→ Work order
Copy each line that contains the string "data", taking them from the material.

BEGIN Given records

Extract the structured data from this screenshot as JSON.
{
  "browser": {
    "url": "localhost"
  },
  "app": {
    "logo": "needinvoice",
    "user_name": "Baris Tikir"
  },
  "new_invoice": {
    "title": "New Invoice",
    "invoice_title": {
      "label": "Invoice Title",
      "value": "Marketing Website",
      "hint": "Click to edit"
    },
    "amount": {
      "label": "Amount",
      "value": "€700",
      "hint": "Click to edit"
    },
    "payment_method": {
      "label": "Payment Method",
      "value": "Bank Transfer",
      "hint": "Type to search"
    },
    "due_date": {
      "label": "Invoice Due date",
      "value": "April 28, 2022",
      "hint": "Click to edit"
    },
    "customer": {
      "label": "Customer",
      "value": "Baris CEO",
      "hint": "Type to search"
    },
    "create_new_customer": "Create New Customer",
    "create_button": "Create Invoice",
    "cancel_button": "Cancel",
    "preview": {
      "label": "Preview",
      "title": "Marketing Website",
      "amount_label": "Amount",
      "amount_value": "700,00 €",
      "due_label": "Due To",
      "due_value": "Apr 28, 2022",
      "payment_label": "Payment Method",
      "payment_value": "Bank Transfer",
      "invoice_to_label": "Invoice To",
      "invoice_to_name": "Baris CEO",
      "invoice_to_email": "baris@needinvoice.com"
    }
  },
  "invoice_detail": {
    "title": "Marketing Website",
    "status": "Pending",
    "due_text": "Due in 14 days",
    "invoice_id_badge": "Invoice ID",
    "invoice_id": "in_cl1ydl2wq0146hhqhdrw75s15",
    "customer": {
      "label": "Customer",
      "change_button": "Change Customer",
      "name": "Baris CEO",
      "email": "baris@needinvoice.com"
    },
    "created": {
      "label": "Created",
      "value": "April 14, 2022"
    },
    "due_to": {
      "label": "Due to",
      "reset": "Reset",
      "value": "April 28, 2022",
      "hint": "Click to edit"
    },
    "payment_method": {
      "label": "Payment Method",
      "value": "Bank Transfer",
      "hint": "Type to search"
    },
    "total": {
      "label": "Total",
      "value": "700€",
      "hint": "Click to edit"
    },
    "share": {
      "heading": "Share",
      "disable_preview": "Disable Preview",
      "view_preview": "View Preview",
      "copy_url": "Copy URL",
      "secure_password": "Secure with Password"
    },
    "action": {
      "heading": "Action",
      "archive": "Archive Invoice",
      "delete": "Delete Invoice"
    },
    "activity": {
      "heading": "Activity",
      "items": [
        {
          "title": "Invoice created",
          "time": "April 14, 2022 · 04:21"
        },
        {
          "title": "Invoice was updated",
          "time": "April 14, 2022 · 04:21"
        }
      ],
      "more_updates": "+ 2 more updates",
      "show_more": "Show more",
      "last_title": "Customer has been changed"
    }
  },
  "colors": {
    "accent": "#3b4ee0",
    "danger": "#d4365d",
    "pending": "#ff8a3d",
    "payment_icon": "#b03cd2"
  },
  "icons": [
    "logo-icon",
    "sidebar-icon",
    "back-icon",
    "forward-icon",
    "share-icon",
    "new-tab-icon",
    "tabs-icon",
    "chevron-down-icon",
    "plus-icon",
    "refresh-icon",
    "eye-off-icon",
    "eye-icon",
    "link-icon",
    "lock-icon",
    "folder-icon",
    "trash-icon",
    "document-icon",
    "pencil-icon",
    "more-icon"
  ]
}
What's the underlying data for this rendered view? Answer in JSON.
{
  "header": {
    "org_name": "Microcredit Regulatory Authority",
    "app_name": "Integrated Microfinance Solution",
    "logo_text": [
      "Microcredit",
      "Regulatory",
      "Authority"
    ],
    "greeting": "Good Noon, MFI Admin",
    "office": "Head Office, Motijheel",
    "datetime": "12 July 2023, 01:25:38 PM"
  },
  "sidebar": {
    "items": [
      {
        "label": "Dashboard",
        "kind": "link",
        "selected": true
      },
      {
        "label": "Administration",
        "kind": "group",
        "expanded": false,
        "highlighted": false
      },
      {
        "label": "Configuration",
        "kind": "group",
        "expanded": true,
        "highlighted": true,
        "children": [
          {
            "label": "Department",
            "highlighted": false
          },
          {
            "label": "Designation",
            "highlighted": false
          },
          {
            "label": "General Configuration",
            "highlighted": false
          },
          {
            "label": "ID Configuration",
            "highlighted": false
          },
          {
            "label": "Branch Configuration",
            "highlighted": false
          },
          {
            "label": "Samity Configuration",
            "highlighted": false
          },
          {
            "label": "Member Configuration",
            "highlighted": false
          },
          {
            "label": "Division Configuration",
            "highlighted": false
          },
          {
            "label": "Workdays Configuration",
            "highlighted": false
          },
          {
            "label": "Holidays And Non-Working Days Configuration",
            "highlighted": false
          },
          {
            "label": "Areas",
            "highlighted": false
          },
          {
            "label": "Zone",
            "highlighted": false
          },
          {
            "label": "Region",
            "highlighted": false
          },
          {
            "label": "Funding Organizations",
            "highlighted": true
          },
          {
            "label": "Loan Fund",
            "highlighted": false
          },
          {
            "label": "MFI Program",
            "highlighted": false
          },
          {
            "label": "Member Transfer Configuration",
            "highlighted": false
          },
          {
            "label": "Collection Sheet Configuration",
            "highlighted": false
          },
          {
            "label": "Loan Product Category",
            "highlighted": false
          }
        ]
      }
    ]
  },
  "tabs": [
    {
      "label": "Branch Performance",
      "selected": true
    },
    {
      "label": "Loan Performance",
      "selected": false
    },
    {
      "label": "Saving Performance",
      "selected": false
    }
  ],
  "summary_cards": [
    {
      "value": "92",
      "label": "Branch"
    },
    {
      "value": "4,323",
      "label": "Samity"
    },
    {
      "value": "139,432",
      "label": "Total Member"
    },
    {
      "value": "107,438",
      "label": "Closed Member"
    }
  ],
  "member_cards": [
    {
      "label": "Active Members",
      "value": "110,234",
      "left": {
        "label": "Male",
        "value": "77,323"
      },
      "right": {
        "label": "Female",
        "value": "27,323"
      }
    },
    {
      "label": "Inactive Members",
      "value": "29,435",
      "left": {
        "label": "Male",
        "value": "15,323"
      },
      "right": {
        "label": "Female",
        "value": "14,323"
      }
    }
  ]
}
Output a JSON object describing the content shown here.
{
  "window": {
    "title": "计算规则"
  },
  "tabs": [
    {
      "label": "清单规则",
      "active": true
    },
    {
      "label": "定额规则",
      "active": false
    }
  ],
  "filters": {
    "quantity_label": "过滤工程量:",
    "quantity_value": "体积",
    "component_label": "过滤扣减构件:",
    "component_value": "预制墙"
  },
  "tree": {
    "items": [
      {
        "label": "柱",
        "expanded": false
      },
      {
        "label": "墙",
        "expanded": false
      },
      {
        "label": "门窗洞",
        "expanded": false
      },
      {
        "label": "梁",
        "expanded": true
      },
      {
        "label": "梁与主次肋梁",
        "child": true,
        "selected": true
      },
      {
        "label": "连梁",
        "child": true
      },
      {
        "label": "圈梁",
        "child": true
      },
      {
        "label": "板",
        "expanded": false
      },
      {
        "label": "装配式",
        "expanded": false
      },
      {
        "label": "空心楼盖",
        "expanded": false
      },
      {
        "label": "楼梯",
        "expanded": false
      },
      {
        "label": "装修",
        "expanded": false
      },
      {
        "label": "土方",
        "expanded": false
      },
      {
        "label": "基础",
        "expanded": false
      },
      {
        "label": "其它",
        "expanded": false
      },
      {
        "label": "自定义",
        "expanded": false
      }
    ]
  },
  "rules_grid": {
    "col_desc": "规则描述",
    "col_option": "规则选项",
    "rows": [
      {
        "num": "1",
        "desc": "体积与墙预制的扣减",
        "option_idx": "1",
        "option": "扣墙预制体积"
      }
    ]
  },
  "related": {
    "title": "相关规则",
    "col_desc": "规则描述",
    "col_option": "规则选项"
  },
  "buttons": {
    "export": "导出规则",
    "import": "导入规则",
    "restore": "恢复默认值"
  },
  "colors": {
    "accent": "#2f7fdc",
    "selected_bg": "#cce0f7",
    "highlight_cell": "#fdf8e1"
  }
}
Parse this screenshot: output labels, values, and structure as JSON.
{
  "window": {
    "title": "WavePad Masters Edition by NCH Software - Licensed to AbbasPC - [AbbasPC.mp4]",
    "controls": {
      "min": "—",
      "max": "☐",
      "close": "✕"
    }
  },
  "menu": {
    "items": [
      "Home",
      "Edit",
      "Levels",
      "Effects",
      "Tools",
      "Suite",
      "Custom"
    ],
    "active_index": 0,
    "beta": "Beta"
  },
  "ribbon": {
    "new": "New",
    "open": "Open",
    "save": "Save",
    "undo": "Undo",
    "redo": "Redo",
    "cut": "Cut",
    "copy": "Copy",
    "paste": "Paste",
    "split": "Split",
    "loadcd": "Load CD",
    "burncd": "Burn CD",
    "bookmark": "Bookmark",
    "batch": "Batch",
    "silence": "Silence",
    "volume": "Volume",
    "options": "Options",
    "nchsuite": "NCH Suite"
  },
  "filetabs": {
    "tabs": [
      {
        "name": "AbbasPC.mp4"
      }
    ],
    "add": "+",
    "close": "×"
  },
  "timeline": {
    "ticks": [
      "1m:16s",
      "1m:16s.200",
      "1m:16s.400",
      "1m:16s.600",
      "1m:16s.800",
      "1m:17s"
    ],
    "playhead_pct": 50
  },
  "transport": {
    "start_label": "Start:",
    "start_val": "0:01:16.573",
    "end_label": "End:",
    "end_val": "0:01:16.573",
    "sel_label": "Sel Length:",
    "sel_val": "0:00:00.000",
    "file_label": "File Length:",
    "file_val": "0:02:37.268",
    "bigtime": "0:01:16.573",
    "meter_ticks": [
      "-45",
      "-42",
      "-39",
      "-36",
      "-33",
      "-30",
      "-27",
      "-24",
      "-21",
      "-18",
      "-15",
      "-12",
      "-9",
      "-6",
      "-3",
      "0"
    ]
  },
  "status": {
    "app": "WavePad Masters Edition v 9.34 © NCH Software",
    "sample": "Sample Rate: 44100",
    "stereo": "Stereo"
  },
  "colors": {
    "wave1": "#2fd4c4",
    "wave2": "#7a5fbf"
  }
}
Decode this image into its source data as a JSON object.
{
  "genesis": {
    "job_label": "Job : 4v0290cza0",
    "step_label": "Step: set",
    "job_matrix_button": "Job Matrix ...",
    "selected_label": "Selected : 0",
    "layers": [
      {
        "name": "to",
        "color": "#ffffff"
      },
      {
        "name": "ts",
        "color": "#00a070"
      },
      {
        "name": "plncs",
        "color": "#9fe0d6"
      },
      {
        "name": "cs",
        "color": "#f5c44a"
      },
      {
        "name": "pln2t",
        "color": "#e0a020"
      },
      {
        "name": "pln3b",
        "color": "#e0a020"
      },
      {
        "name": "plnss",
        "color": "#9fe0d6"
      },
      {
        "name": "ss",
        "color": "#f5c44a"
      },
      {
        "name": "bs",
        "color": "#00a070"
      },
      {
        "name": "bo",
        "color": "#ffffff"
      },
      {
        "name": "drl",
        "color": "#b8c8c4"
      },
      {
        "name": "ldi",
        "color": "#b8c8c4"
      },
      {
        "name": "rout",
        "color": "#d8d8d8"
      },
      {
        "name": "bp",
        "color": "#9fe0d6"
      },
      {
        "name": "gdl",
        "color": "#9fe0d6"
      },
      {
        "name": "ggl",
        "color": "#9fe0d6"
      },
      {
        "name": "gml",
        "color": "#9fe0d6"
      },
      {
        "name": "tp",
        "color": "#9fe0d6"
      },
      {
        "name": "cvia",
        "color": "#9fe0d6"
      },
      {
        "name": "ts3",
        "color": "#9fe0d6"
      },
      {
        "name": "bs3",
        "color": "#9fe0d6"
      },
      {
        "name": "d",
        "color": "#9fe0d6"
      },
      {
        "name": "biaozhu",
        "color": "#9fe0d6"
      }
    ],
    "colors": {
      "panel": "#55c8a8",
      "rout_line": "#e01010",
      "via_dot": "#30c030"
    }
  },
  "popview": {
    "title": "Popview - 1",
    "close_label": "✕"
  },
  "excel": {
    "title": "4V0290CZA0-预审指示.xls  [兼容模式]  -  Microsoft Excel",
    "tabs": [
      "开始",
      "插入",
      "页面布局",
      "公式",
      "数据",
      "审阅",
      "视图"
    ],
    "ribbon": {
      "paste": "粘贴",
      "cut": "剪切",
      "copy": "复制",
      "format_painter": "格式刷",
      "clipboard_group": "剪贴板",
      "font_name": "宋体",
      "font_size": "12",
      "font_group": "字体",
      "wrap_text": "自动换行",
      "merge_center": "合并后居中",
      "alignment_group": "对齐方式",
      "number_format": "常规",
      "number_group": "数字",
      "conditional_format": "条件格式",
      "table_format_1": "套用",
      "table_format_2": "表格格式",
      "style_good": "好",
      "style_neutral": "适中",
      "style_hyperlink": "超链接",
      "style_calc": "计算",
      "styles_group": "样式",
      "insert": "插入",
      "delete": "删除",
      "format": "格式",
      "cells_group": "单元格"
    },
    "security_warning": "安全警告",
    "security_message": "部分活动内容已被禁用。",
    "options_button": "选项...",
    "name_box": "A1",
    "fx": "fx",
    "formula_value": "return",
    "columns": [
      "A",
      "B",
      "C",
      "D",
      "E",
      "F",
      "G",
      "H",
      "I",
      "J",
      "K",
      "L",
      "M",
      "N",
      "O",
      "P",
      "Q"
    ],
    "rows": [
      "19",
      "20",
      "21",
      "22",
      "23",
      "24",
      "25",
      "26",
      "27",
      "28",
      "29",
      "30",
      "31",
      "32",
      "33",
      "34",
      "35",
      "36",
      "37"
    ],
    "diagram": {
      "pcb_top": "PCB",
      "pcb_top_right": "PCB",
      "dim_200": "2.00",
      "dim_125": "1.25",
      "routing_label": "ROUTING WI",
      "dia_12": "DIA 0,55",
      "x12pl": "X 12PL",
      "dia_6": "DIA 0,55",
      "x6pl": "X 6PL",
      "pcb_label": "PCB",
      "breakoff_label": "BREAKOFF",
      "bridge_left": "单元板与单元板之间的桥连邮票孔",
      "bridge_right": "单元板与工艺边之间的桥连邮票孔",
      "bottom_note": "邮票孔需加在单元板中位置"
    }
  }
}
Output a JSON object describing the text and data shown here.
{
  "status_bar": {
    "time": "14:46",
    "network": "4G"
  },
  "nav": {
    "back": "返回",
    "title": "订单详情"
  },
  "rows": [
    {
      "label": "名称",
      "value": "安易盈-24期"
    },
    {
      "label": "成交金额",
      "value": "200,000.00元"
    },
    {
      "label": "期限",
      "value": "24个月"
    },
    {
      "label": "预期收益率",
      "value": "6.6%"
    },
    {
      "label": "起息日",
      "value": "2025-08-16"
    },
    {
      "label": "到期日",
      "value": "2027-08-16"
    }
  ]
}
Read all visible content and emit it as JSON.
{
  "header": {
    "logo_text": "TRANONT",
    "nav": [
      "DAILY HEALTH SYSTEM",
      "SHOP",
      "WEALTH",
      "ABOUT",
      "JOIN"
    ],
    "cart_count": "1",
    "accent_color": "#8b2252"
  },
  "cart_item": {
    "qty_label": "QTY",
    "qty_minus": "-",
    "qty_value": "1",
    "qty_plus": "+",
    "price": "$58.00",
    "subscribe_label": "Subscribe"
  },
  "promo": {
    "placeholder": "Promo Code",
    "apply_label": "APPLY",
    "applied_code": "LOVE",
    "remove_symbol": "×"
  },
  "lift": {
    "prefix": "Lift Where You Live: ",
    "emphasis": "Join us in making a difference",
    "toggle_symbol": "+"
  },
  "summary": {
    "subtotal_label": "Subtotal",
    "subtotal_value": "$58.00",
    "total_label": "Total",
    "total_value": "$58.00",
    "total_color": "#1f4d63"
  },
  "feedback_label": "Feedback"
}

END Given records

→ Answer to this task
Extract the structured data from this screenshot as JSON.
What's the underlying data for this rendered view? Answer in JSON.
Decode this image into its source data as a JSON object.
Output a JSON object describing the text and data shown here.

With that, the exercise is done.